+++ Data section +++
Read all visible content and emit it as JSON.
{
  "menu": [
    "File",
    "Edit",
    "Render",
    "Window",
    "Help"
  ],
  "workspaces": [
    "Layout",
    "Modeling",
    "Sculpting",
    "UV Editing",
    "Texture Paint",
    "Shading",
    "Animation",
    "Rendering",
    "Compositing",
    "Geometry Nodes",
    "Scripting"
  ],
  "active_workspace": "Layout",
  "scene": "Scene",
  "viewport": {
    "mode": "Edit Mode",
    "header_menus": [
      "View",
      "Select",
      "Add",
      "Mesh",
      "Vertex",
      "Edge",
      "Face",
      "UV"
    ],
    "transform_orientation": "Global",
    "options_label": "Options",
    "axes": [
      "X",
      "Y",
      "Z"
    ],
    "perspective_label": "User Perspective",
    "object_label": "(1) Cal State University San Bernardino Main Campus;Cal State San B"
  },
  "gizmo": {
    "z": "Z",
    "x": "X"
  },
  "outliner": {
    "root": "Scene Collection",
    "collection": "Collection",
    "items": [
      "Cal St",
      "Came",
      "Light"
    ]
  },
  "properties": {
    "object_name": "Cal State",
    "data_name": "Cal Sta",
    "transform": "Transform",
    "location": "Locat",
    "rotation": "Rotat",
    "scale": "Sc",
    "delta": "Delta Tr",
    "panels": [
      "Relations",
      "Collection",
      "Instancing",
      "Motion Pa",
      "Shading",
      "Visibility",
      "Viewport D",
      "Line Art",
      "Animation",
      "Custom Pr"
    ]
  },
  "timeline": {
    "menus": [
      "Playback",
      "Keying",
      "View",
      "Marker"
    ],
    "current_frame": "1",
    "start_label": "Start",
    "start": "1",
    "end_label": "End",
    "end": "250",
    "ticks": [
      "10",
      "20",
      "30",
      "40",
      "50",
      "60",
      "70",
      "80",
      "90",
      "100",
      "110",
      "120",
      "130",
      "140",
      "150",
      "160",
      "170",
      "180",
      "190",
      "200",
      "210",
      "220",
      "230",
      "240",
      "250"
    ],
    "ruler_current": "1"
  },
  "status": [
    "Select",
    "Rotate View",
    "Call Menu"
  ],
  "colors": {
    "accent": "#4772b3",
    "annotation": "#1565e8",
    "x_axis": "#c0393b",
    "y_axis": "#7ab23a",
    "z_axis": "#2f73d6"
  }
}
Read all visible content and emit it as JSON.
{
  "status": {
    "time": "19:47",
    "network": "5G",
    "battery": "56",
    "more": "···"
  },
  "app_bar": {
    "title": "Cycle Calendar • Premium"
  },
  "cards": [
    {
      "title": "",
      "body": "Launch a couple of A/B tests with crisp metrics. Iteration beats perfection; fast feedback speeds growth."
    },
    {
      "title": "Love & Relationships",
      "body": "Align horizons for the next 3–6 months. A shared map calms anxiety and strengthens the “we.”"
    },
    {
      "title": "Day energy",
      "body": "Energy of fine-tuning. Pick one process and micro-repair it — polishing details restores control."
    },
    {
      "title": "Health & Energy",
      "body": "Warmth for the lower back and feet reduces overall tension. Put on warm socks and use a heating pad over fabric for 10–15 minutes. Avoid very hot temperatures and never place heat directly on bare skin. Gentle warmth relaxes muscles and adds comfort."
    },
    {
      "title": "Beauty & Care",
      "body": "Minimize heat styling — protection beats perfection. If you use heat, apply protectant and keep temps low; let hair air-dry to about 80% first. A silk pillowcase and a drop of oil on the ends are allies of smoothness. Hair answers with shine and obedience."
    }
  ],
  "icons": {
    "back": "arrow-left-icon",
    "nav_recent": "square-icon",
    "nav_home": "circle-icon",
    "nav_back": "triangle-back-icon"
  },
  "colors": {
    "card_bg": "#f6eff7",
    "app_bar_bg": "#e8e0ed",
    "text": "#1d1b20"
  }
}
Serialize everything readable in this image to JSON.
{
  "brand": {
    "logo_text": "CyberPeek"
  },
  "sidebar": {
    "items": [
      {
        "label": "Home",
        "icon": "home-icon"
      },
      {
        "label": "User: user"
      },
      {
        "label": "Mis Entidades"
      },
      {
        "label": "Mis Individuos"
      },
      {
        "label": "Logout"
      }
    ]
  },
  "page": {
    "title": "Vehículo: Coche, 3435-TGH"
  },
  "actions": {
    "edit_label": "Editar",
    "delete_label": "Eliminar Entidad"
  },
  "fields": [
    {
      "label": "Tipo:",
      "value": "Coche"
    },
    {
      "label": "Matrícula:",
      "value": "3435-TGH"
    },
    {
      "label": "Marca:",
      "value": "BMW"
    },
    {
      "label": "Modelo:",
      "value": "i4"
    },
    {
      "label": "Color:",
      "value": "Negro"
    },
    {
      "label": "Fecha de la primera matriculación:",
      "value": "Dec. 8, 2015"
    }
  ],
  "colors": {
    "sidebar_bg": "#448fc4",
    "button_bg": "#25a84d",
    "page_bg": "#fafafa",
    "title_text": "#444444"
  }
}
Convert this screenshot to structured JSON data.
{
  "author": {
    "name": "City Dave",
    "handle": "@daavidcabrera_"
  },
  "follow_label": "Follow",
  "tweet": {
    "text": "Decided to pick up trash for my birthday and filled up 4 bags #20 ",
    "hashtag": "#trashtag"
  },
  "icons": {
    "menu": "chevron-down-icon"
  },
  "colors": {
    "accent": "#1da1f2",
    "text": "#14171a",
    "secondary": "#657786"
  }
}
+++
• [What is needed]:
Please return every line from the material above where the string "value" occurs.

• [Answer for the task]:
      "value": "Coche"
      "value": "3435-TGH"
      "value": "BMW"
      "value": "i4"
      "value": "Negro"
      "value": "Dec. 8, 2015"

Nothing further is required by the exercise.